┌──

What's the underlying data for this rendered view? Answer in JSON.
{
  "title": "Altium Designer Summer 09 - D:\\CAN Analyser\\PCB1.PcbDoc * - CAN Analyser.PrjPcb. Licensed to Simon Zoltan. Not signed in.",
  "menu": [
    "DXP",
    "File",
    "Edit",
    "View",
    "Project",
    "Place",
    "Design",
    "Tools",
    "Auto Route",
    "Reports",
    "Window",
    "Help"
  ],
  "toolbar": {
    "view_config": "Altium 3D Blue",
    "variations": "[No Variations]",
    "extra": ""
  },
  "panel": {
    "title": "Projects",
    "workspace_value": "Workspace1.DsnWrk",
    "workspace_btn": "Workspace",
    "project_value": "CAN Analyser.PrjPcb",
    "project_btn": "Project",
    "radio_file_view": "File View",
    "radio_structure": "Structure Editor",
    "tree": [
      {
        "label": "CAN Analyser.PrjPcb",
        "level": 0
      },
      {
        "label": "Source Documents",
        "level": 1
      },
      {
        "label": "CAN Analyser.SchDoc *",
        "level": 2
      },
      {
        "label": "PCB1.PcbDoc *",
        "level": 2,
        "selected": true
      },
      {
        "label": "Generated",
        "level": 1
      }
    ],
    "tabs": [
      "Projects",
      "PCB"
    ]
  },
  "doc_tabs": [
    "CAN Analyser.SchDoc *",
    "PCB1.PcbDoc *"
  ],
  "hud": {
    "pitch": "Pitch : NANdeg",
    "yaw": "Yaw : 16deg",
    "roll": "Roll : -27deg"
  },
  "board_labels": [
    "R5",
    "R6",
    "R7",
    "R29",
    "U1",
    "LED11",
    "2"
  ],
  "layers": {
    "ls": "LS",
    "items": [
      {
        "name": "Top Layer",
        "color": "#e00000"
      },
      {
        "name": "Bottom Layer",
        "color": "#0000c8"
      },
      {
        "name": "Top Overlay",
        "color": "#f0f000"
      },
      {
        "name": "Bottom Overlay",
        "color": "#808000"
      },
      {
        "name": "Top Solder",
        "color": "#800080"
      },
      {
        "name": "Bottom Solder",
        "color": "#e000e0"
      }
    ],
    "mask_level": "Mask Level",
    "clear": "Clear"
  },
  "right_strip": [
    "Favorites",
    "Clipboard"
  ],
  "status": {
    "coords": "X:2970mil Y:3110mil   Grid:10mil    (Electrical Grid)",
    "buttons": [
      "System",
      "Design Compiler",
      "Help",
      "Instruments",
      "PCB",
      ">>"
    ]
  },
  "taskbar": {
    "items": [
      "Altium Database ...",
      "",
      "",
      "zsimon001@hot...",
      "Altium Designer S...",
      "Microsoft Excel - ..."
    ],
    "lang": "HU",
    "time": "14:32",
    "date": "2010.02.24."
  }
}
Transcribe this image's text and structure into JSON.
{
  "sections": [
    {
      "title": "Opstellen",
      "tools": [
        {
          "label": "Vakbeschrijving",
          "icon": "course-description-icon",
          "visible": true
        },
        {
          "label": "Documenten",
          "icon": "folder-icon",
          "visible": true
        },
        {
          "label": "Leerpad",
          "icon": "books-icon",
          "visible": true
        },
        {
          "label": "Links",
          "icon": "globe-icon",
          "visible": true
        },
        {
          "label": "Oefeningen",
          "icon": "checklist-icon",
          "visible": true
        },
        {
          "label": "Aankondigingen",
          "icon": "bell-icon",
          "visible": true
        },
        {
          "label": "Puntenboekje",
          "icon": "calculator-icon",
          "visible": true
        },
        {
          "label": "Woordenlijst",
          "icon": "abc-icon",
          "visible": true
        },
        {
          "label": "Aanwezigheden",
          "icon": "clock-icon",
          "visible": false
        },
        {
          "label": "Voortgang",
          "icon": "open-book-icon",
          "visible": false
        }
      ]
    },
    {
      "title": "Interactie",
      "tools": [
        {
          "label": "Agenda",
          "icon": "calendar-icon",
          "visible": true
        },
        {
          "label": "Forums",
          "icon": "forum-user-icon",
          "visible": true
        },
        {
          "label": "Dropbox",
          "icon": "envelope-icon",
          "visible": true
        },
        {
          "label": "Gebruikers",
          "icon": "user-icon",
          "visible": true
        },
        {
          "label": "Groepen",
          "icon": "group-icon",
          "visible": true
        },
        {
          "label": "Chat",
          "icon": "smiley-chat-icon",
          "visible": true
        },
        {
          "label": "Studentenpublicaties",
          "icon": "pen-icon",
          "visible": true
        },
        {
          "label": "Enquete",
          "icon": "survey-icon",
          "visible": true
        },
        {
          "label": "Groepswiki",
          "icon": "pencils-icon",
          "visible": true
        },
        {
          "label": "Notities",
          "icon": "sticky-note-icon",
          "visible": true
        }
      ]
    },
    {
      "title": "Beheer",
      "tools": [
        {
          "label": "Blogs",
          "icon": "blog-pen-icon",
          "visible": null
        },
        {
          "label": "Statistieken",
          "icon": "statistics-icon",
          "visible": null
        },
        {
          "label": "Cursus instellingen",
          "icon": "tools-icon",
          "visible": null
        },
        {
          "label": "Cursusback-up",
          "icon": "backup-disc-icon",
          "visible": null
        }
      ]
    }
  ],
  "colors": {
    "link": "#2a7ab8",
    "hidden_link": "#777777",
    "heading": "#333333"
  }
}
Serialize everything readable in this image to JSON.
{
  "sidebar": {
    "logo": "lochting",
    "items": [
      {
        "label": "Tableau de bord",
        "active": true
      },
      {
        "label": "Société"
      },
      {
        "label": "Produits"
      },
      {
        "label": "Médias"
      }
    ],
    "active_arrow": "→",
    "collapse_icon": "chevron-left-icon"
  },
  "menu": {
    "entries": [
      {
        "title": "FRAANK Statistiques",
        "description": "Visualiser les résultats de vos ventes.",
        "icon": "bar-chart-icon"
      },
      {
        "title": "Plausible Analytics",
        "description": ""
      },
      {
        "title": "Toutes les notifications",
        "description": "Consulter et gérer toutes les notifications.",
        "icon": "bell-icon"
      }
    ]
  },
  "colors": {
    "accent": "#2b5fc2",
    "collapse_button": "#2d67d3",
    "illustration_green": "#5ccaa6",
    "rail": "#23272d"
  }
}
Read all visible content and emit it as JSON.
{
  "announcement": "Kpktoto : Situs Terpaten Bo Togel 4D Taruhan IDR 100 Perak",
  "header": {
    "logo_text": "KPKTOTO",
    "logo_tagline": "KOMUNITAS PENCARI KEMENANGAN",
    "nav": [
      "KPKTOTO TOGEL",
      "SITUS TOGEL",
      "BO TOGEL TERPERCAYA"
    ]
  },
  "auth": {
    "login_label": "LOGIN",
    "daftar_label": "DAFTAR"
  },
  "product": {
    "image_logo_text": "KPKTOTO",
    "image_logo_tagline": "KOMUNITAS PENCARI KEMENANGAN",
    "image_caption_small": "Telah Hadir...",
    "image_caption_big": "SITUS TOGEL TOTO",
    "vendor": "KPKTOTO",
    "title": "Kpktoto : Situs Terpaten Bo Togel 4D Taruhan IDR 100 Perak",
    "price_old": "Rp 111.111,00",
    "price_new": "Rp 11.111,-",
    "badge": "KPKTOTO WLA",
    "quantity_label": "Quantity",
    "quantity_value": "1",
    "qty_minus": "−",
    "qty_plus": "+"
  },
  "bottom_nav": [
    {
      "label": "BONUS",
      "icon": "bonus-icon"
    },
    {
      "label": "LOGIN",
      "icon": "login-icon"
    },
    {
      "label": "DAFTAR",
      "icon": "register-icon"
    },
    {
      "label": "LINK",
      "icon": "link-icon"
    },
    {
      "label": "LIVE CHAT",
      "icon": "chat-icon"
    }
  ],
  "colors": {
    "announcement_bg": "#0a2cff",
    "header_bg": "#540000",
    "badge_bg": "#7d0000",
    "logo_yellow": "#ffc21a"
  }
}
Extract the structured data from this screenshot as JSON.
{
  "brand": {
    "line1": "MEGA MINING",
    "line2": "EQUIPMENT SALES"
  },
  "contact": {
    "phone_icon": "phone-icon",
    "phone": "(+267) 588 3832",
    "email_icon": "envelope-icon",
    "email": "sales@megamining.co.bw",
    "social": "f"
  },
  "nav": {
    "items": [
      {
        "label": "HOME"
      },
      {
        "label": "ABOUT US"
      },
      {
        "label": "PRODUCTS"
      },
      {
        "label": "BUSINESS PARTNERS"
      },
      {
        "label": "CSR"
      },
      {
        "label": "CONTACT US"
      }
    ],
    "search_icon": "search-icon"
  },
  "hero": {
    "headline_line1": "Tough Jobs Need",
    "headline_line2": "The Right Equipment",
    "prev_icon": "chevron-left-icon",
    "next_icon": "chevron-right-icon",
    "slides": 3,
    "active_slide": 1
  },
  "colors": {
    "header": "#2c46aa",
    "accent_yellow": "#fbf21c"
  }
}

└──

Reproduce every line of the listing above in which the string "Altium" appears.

» **RESULT OF THIS EXERCISE**
  "title": "Altium Designer Summer 09 - D:\\CAN Analyser\\PCB1.PcbDoc * - CAN Analyser.PrjPcb. Licensed to Simon Zoltan. Not signed in.",
    "view_config": "Altium 3D Blue",
      "Altium Database ...",
      "Altium Designer S...",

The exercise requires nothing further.